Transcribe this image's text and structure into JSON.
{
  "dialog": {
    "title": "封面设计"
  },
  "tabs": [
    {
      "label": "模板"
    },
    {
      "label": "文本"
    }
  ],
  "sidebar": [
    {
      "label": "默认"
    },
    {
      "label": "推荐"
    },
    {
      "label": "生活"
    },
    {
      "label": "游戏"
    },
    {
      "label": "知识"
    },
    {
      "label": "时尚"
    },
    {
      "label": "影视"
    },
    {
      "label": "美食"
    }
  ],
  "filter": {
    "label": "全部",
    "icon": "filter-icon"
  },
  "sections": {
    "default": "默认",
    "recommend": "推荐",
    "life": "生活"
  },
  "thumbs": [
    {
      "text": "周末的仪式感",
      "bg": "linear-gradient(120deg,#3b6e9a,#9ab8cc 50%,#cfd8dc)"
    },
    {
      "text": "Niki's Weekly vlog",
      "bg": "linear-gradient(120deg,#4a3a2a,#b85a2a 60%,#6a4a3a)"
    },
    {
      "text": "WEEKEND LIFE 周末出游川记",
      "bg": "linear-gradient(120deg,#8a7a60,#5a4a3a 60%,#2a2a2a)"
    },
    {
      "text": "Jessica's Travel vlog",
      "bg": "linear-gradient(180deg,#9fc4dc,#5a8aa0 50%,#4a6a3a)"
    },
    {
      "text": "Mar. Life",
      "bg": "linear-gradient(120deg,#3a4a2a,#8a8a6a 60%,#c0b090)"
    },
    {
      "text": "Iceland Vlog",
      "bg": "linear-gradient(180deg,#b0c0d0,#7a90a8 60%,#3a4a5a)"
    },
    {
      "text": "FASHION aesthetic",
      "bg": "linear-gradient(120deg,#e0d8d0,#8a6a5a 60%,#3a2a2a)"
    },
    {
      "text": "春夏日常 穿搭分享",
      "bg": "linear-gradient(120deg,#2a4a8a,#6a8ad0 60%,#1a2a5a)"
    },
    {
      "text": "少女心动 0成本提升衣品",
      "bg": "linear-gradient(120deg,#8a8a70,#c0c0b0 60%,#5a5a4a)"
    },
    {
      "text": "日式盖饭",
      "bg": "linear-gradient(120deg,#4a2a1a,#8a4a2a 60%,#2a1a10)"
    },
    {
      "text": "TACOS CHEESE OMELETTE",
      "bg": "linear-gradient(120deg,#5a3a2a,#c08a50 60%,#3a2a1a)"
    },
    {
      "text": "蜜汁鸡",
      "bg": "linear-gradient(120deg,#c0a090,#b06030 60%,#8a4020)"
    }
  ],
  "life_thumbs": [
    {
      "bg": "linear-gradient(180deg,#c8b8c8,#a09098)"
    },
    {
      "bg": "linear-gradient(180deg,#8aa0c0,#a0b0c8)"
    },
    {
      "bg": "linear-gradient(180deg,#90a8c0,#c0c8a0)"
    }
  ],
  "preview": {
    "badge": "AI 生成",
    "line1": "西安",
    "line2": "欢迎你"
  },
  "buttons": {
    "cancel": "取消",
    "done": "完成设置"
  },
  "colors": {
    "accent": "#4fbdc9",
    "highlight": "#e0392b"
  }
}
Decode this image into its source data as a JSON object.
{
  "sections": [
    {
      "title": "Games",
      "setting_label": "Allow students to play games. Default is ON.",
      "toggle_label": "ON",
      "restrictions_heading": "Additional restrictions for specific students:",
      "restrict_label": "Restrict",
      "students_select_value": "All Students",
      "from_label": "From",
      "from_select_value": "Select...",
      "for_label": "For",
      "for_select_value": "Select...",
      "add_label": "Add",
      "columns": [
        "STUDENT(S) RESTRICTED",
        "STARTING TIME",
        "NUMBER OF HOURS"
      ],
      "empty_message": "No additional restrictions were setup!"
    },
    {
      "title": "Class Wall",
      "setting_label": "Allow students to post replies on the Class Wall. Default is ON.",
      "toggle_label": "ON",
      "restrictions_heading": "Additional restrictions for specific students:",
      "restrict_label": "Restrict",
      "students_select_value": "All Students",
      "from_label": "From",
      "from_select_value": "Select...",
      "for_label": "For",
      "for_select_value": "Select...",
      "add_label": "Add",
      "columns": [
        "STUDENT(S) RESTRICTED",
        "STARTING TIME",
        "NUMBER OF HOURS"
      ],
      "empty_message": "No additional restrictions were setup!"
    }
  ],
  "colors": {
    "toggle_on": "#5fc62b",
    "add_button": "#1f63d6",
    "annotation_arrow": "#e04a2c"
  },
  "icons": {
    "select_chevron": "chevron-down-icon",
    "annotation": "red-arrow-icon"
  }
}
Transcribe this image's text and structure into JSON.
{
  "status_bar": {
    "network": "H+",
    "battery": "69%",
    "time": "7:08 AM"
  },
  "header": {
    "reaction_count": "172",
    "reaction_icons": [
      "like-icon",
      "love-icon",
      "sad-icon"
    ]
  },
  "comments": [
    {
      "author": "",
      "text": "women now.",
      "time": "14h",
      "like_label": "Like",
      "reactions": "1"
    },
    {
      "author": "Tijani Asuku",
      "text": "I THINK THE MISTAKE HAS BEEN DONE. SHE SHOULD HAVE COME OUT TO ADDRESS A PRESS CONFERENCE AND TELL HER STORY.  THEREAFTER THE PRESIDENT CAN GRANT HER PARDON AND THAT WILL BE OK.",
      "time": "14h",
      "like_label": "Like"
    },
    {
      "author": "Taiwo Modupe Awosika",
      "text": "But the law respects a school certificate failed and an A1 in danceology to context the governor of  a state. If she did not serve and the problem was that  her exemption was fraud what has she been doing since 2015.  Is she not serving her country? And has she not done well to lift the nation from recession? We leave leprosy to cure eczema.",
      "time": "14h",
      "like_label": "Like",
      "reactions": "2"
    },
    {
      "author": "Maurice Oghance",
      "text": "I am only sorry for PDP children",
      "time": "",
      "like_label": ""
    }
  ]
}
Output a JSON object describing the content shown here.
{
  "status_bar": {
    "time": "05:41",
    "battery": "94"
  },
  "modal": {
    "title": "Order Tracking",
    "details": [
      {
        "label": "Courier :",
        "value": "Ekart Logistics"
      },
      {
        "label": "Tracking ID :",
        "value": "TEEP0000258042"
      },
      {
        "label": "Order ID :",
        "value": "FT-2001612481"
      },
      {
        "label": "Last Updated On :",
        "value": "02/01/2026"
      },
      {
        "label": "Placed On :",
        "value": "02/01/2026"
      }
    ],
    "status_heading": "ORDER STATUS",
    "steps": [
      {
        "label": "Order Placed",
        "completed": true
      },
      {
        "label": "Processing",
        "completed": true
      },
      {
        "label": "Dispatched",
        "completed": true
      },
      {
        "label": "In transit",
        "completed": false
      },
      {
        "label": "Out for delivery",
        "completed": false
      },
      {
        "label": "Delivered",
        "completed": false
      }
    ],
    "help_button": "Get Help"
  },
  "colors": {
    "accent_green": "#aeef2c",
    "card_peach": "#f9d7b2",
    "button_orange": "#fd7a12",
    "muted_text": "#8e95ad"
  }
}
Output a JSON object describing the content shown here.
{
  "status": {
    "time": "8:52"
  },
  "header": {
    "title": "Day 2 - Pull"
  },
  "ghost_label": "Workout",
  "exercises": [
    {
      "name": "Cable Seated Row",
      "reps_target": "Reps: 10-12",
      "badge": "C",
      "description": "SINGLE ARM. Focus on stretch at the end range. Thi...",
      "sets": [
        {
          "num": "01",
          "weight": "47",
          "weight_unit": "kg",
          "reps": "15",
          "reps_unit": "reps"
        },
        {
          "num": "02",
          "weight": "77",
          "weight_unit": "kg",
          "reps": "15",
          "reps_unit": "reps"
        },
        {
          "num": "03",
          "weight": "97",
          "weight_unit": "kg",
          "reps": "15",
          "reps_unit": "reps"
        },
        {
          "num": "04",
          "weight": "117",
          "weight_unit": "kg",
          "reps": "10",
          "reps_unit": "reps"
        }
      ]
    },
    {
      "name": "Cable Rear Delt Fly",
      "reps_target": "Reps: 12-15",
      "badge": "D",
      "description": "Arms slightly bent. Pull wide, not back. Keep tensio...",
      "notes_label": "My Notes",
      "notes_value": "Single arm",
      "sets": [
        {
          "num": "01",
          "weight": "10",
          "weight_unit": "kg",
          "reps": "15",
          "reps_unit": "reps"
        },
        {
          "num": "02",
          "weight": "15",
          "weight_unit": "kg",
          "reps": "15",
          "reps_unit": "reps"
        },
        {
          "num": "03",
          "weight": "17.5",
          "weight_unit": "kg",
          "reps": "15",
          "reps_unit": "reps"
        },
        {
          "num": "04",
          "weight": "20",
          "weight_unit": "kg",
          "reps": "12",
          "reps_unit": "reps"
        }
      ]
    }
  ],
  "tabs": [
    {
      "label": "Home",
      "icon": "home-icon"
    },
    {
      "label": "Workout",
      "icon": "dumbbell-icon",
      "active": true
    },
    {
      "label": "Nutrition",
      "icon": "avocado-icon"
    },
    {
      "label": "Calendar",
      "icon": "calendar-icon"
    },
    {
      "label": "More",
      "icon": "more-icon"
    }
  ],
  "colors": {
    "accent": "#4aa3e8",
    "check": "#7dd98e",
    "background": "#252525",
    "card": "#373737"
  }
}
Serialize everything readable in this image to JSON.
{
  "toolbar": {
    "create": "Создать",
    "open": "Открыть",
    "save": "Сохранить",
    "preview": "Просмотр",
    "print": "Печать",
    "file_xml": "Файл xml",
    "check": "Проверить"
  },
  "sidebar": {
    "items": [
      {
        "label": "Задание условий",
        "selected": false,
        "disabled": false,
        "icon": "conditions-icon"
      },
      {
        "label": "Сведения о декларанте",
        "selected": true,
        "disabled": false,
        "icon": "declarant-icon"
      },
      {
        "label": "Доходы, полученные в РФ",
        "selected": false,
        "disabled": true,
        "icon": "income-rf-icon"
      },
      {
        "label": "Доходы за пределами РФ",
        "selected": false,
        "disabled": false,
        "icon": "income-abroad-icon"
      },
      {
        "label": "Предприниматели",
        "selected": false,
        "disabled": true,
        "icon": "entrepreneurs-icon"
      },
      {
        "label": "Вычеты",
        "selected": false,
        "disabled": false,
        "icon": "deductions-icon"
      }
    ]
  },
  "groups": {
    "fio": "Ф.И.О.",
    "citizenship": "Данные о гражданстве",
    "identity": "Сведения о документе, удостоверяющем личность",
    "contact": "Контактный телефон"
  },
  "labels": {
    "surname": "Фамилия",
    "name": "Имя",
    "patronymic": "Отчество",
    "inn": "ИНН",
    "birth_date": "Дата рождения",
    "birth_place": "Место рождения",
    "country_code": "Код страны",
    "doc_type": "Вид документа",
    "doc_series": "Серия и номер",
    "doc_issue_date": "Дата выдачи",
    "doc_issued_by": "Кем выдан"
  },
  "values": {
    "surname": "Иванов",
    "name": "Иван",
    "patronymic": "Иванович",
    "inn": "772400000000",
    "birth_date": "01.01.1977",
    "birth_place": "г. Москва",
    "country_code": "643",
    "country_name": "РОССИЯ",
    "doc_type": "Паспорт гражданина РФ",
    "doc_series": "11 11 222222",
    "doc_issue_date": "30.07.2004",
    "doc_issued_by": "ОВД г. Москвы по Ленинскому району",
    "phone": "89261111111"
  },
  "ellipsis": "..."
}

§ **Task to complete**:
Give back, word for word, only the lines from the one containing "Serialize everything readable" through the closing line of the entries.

§ **Result of the exercise**:
Serialize everything readable in this image to JSON.
{
  "toolbar": {
    "create": "Создать",
    "open": "Открыть",
    "save": "Сохранить",
    "preview": "Просмотр",
    "print": "Печать",
    "file_xml": "Файл xml",
    "check": "Проверить"
  },
  "sidebar": {
    "items": [
      {
        "label": "Задание условий",
        "selected": false,
        "disabled": false,
        "icon": "conditions-icon"
      },
      {
        "label": "Сведения о декларанте",
        "selected": true,
        "disabled": false,
        "icon": "declarant-icon"
      },
      {
        "label": "Доходы, полученные в РФ",
        "selected": false,
        "disabled": true,
        "icon": "income-rf-icon"
      },
      {
        "label": "Доходы за пределами РФ",
        "selected": false,
        "disabled": false,
        "icon": "income-abroad-icon"
      },
      {
        "label": "Предприниматели",
        "selected": false,
        "disabled": true,
        "icon": "entrepreneurs-icon"
      },
      {
        "label": "Вычеты",
        "selected": false,
        "disabled": false,
        "icon": "deductions-icon"
      }
    ]
  },
  "groups": {
    "fio": "Ф.И.О.",
    "citizenship": "Данные о гражданстве",
    "identity": "Сведения о документе, удостоверяющем личность",
    "contact": "Контактный телефон"
  },
  "labels": {
    "surname": "Фамилия",
    "name": "Имя",
    "patronymic": "Отчество",
    "inn": "ИНН",
    "birth_date": "Дата рождения",
    "birth_place": "Место рождения",
    "country_code": "Код страны",
    "doc_type": "Вид документа",
    "doc_series": "Серия и номер",
    "doc_issue_date": "Дата выдачи",
    "doc_issued_by": "Кем выдан"
  },
  "values": {
    "surname": "Иванов",
    "name": "Иван",
    "patronymic": "Иванович",
    "inn": "772400000000",
    "birth_date": "01.01.1977",
    "birth_place": "г. Москва",
    "country_code": "643",
    "country_name": "РОССИЯ",
    "doc_type": "Паспорт гражданина РФ",
    "doc_series": "11 11 222222",
    "doc_issue_date": "30.07.2004",
    "doc_issued_by": "ОВД г. Москвы по Ленинскому району",
    "phone": "89261111111"
  },
  "ellipsis": "..."
}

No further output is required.